There are almost too many highlights too mention. Album opener ‘Do I Wanna Know?’ sounds like ‘R U Mine’s’ evil twin, filled with alcohol-induced swagger, while ‘Why Do You Only Call Me When I’m High?’, is one of the funniest songs they’ve ever produced. ‘Number One Party Anthem’ is a huge misnomer; you could more imagine Alex crooning it in a smoky jazz bar. I’ve managed to get the end without mentioning the best song, ‘Abarbella’ with its flickering riffs and vivid desert poetry.

It’s impossible to retrap lightening in a bottle but Arctic Monkeys have managed to make something different and just as good. Purists who are still waiting for more stories about taxi ranks need not listen but everyone else is going to love AM. If Alex Turner has only recently grown into his role as a rockstar, this is the soundtrack to his new life.

Celebrate the Racoon Wedding

16 Sep

Racoon Dead on the Side of the Road

Add one more notch on Brantford, Ontario’s belt. The city is the birthplace of Wayne Gretzky and Phil Hartman, and it is where Alexander Graham Bell invented the telephone. It also houses the six members of the rising Indie/Rock band Racoon Wedding.  Racoon can be spelled with one C or two. I thought I’d obviate the spelling lesson.

Racoon Wedding is the music equivalent of what I would expect a raccoon wedding to be like: electric eccentricity, amicable drunkenness, poppy humor, and, most importantly, horn-fueled raccoon love. So, yeah, that odd comparison holds true for the sextet from telephone city.

Come tomorrow with the release of the new LP, Racoon Dead on the Side of the Road, the band will have successfully depicted the joy of raccoon passion and friendship (which the name of the band implies) and the harsh inevitability of death at the hand of a metal box traveling at speeds no raccoon can match. Who knew that they were a concept band?

All kidding aside, I’ve grown attached to the bluesy, Dr. Dog/Kay Kay and the Weathered Underground quirkiness and musical whimsicality of Racoon Wedding. With some bands (and I could feel this prior to watching the buddy/buddy bacchanal video below), you just know that friends are making music. And not like friends until some success presents itself and then “I’m going solo” becomes an overplayed comment. Friends who are friends who happen to make good music and have fun doing it. This comes through in the tunes, and it is one heck of a positive with Racoon Wedding.
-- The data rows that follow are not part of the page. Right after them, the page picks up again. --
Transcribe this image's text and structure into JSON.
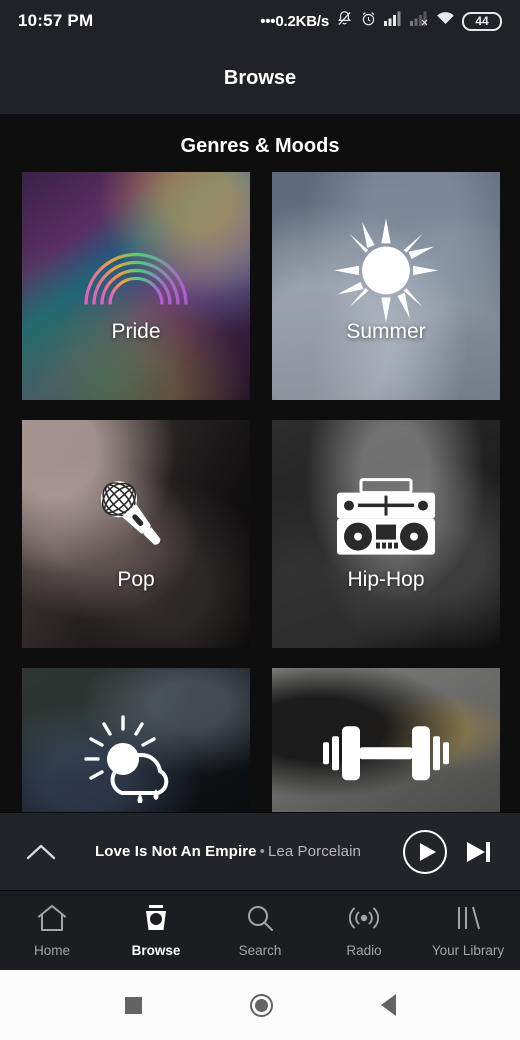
{
  "statusbar": {
    "time": "10:57 PM",
    "network_speed": "0.2KB/s",
    "dots": "•••",
    "battery_level": "44",
    "icons": [
      "notifications-muted-icon",
      "alarm-icon",
      "signal-bars-icon",
      "signal-bars-empty-icon",
      "wifi-icon",
      "battery-icon"
    ]
  },
  "appbar": {
    "title": "Browse"
  },
  "main": {
    "section_title": "Genres & Moods",
    "tiles": [
      {
        "label": "Pride",
        "icon": "rainbow-icon",
        "bg": "bg-pride"
      },
      {
        "label": "Summer",
        "icon": "sun-icon",
        "bg": "bg-summer"
      },
      {
        "label": "Pop",
        "icon": "microphone-icon",
        "bg": "bg-pop"
      },
      {
        "label": "Hip-Hop",
        "icon": "boombox-icon",
        "bg": "bg-hiphop"
      },
      {
        "label": "",
        "icon": "sun-cloud-rain-icon",
        "bg": "bg-chill"
      },
      {
        "label": "",
        "icon": "dumbbell-icon",
        "bg": "bg-workout"
      }
    ]
  },
  "nowplaying": {
    "expand_icon": "chevron-up-icon",
    "track_title": "Love Is Not An Empire",
    "separator": "•",
    "artist": "Lea Porcelain",
    "play_icon": "play-icon",
    "next_icon": "skip-next-icon"
  },
  "bottomnav": {
    "items": [
      {
        "label": "Home",
        "icon": "home-icon",
        "active": false
      },
      {
        "label": "Browse",
        "icon": "browse-icon",
        "active": true
      },
      {
        "label": "Search",
        "icon": "search-icon",
        "active": false
      },
      {
        "label": "Radio",
        "icon": "radio-icon",
        "active": false
      },
      {
        "label": "Your Library",
        "icon": "library-icon",
        "active": false
      }
    ]
  },
  "sysnav": {
    "recents": "recents-square-icon",
    "home": "home-circle-icon",
    "back": "back-triangle-icon"
  },
  "colors": {
    "header_bg": "#212228",
    "content_bg": "#0e0e0e",
    "nowplaying_bg": "#232429",
    "bottomnav_bg": "#1c1d21",
    "text_primary": "#ffffff",
    "text_secondary": "#a4a4a8"
  }
}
The band is haphazardly touring throughout Ontario, but I do hope this post helps give them some more play in the States. Fraternal harmonies, New Orleans horns, and pop rhythms, when mixed effectively tend to engender popularity, and I predict good things for Racoon Wedding in the future.

The opening piano riff plays like a more bluesy version of a Jukebox the Ghost piece. The lead vocal is course-grained with a hint of southern cooking. The harmonies come from all angles and are extremely effective. Throw in some drunken horns (in the best possible way) and a taste of jazz/ragtime/period drums and you have a great song. Make sure to check out the rest of the album. Here is some information

Facebook, Website

%d bloggers like this: